** Opening Source records block **

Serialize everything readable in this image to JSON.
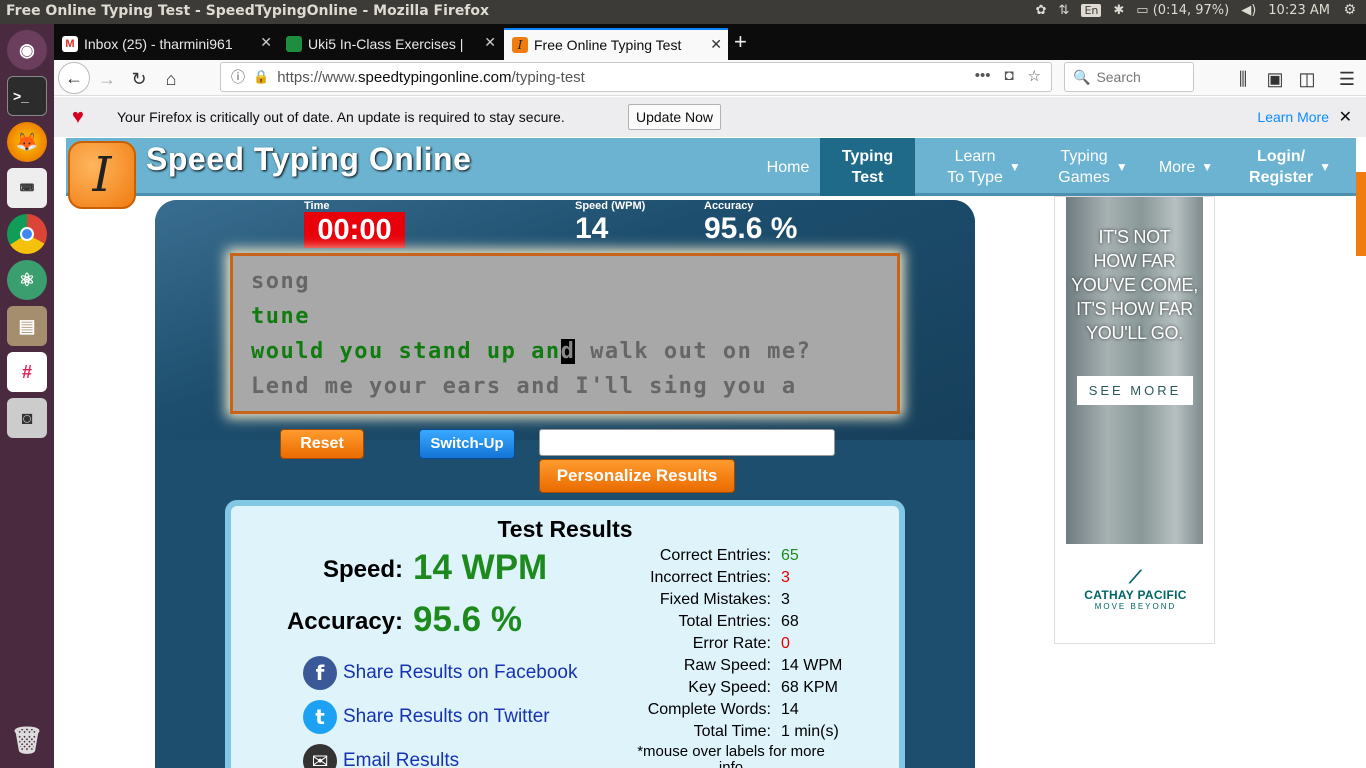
{
  "os": {
    "window_title": "Free Online Typing Test - SpeedTypingOnline - Mozilla Firefox",
    "lang": "En",
    "battery": "(0:14, 97%)",
    "clock": "10:23 AM"
  },
  "launcher": {
    "items": [
      "ubuntu-dash",
      "terminal",
      "firefox",
      "keyboard",
      "chrome",
      "atom",
      "files",
      "slack",
      "screenshot",
      "trash"
    ]
  },
  "browser": {
    "tabs": [
      {
        "label": "Inbox (25) - tharmini961",
        "icon": "gmail-icon",
        "color": "#d93025"
      },
      {
        "label": "Uki5 In-Class Exercises |",
        "icon": "classroom-icon",
        "color": "#1e8e3e"
      },
      {
        "label": "Free Online Typing Test",
        "icon": "speedtyping-icon",
        "color": "#f07c10"
      }
    ],
    "url_prefix": "https://www.",
    "url_domain": "speedtypingonline.com",
    "url_path": "/typing-test",
    "search_placeholder": "Search",
    "notification": {
      "message": "Your Firefox is critically out of date. An update is required to stay secure.",
      "button": "Update Now",
      "link": "Learn More"
    }
  },
  "site": {
    "logo_letter": "I",
    "name": "Speed Typing Online",
    "menu": [
      {
        "line1": "Home",
        "line2": ""
      },
      {
        "line1": "Typing",
        "line2": "Test"
      },
      {
        "line1": "Learn",
        "line2": "To Type"
      },
      {
        "line1": "Typing",
        "line2": "Games"
      },
      {
        "line1": "More",
        "line2": ""
      },
      {
        "line1": "Login/",
        "line2": "Register"
      }
    ]
  },
  "test": {
    "time_label": "Time",
    "time": "00:00",
    "speed_label": "Speed (WPM)",
    "speed": "14",
    "accuracy_label": "Accuracy",
    "accuracy": "95.6 %",
    "lines": {
      "l1": "song",
      "l2": "tune",
      "l3_typed": "would you stand up an",
      "l3_cursor": "d",
      "l3_rest": " walk out on me?",
      "l4": "Lend me your ears and I'll sing you a"
    },
    "reset": "Reset",
    "switch": "Switch-Up",
    "personalize": "Personalize Results"
  },
  "results": {
    "title": "Test Results",
    "speed_label": "Speed:",
    "speed_value": "14 WPM",
    "accuracy_label": "Accuracy:",
    "accuracy_value": "95.6 %",
    "share": [
      {
        "label": "Share Results on Facebook",
        "icon": "facebook-icon"
      },
      {
        "label": "Share Results on Twitter",
        "icon": "twitter-icon"
      },
      {
        "label": "Email Results",
        "icon": "email-icon"
      }
    ],
    "stats": [
      {
        "label": "Correct Entries:",
        "value": "65"
      },
      {
        "label": "Incorrect Entries:",
        "value": "3"
      },
      {
        "label": "Fixed Mistakes:",
        "value": "3"
      },
      {
        "label": "Total Entries:",
        "value": "68"
      },
      {
        "label": "Error Rate:",
        "value": "0"
      },
      {
        "label": "Raw Speed:",
        "value": "14 WPM"
      },
      {
        "label": "Key Speed:",
        "value": "68 KPM"
      },
      {
        "label": "Complete Words:",
        "value": "14"
      },
      {
        "label": "Total Time:",
        "value": "1 min(s)"
      }
    ],
    "note": "*mouse over labels for more info"
  },
  "ad": {
    "line1": "IT'S NOT",
    "line2": "HOW FAR",
    "line3": "YOU'VE COME,",
    "line4": "IT'S HOW FAR",
    "line5": "YOU'LL GO.",
    "cta": "SEE MORE",
    "brand": "CATHAY PACIFIC",
    "tagline": "MOVE BEYOND"
  }
}
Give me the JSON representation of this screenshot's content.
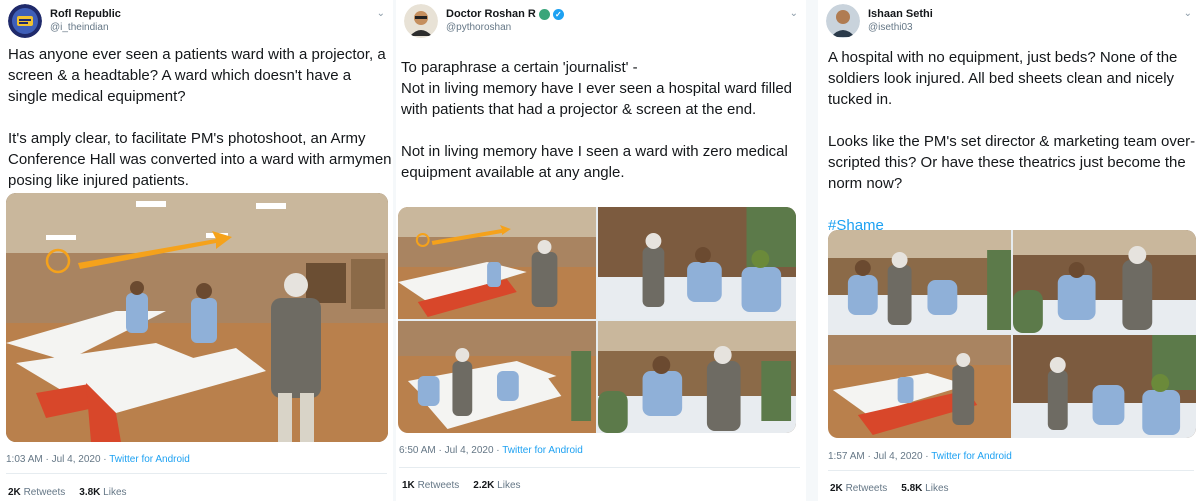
{
  "tweets": [
    {
      "display_name": "Rofl Republic",
      "handle": "@i_theindian",
      "avatar_icon": "rofl-republic-logo",
      "text": "Has anyone ever seen a patients ward with a projector, a screen & a headtable? A ward which doesn't have a single medical equipment?\n\nIt's amply clear, to facilitate PM's photoshoot, an Army Conference Hall was converted into a ward with armymen posing like injured patients.",
      "timestamp": "1:03 AM · Jul 4, 2020 · ",
      "source": "Twitter for Android",
      "retweets_count": "2K",
      "retweets_label": "Retweets",
      "likes_count": "3.8K",
      "likes_label": "Likes"
    },
    {
      "display_name": "Doctor Roshan R",
      "handle": "@pythoroshan",
      "avatar_icon": "person-avatar",
      "badges": [
        "globe-icon",
        "verified-icon"
      ],
      "text": "To paraphrase a certain 'journalist' -\nNot in living memory have I ever seen a hospital ward filled with patients that had a projector & screen at the end.\n\nNot in living memory have I seen a ward with zero medical equipment available at any angle.",
      "timestamp": "6:50 AM · Jul 4, 2020 · ",
      "source": "Twitter for Android",
      "retweets_count": "1K",
      "retweets_label": "Retweets",
      "likes_count": "2.2K",
      "likes_label": "Likes"
    },
    {
      "display_name": "Ishaan Sethi",
      "handle": "@isethi03",
      "avatar_icon": "person-avatar",
      "text": "A hospital with no equipment, just beds? None of the soldiers look injured. All bed sheets clean and nicely tucked in.\n\nLooks like the PM's set director & marketing team over-scripted this? Or have these theatrics just become the norm now?\n\n",
      "hashtag": "#Shame",
      "timestamp": "1:57 AM · Jul 4, 2020 · ",
      "source": "Twitter for Android",
      "retweets_count": "2K",
      "retweets_label": "Retweets",
      "likes_count": "5.8K",
      "likes_label": "Likes"
    }
  ],
  "colors": {
    "link": "#1da1f2",
    "secondary_text": "#657786",
    "bed_sheet": "#f4f4f2",
    "blanket_red": "#d8472a",
    "arrow_orange": "#f5a21b",
    "wall": "#b08a64",
    "floor": "#b9804c"
  }
}
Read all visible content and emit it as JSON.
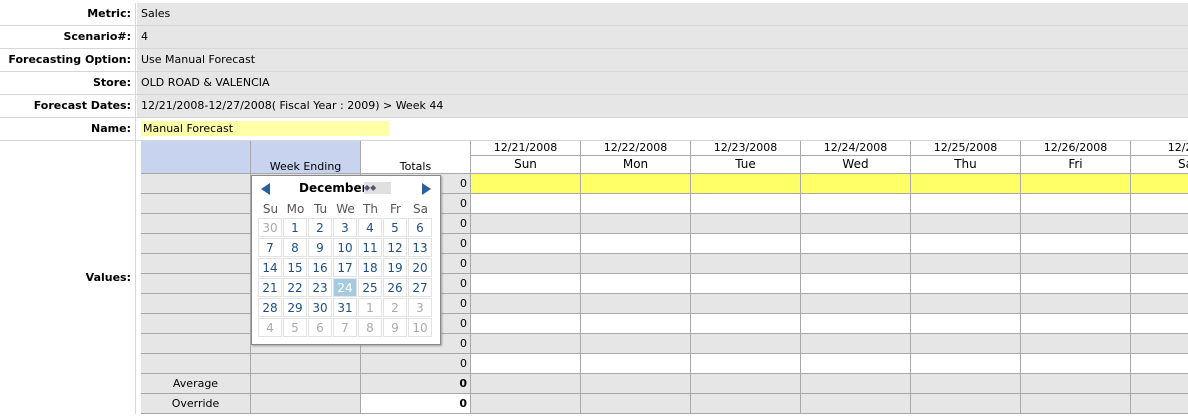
{
  "form": {
    "metric": {
      "label": "Metric:",
      "value": "Sales"
    },
    "scenario": {
      "label": "Scenario#:",
      "value": "4"
    },
    "option": {
      "label": "Forecasting Option:",
      "value": "Use Manual Forecast"
    },
    "store": {
      "label": "Store:",
      "value": "OLD ROAD & VALENCIA"
    },
    "dates": {
      "label": "Forecast Dates:",
      "value": "12/21/2008-12/27/2008( Fiscal Year : 2009) > Week 44"
    },
    "name": {
      "label": "Name:",
      "value": "Manual Forecast"
    }
  },
  "values": {
    "label": "Values:",
    "week_ending_header": "Week Ending",
    "totals_header": "Totals",
    "days": [
      {
        "date": "12/21/2008",
        "day": "Sun"
      },
      {
        "date": "12/22/2008",
        "day": "Mon"
      },
      {
        "date": "12/23/2008",
        "day": "Tue"
      },
      {
        "date": "12/24/2008",
        "day": "Wed"
      },
      {
        "date": "12/25/2008",
        "day": "Thu"
      },
      {
        "date": "12/26/2008",
        "day": "Fri"
      },
      {
        "date": "12/27/",
        "day": "Sa"
      }
    ],
    "totals": [
      "0",
      "0",
      "0",
      "0",
      "0",
      "0",
      "0",
      "0",
      "0",
      "0"
    ],
    "average_label": "Average",
    "average_total": "0",
    "override_label": "Override",
    "override_total": "0"
  },
  "calendar": {
    "month": "December",
    "weekdays": [
      "Su",
      "Mo",
      "Tu",
      "We",
      "Th",
      "Fr",
      "Sa"
    ],
    "weeks": [
      [
        "30",
        "1",
        "2",
        "3",
        "4",
        "5",
        "6"
      ],
      [
        "7",
        "8",
        "9",
        "10",
        "11",
        "12",
        "13"
      ],
      [
        "14",
        "15",
        "16",
        "17",
        "18",
        "19",
        "20"
      ],
      [
        "21",
        "22",
        "23",
        "24",
        "25",
        "26",
        "27"
      ],
      [
        "28",
        "29",
        "30",
        "31",
        "1",
        "2",
        "3"
      ],
      [
        "4",
        "5",
        "6",
        "7",
        "8",
        "9",
        "10"
      ]
    ],
    "selected": "24",
    "colors": {
      "selected_bg": "#a6cbe0",
      "day_text": "#1d4f85",
      "arrow": "#2b5fa0"
    }
  },
  "colors": {
    "header_blue": "#c8d3f0",
    "row_yellow": "#ffff66",
    "gray": "#e6e6e6",
    "name_yellow": "#ffffa8"
  }
}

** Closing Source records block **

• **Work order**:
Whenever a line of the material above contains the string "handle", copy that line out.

• **Answer to this task**:
      "handle": "@i_theindian",
      "handle": "@pythoroshan",
      "handle": "@isethi03",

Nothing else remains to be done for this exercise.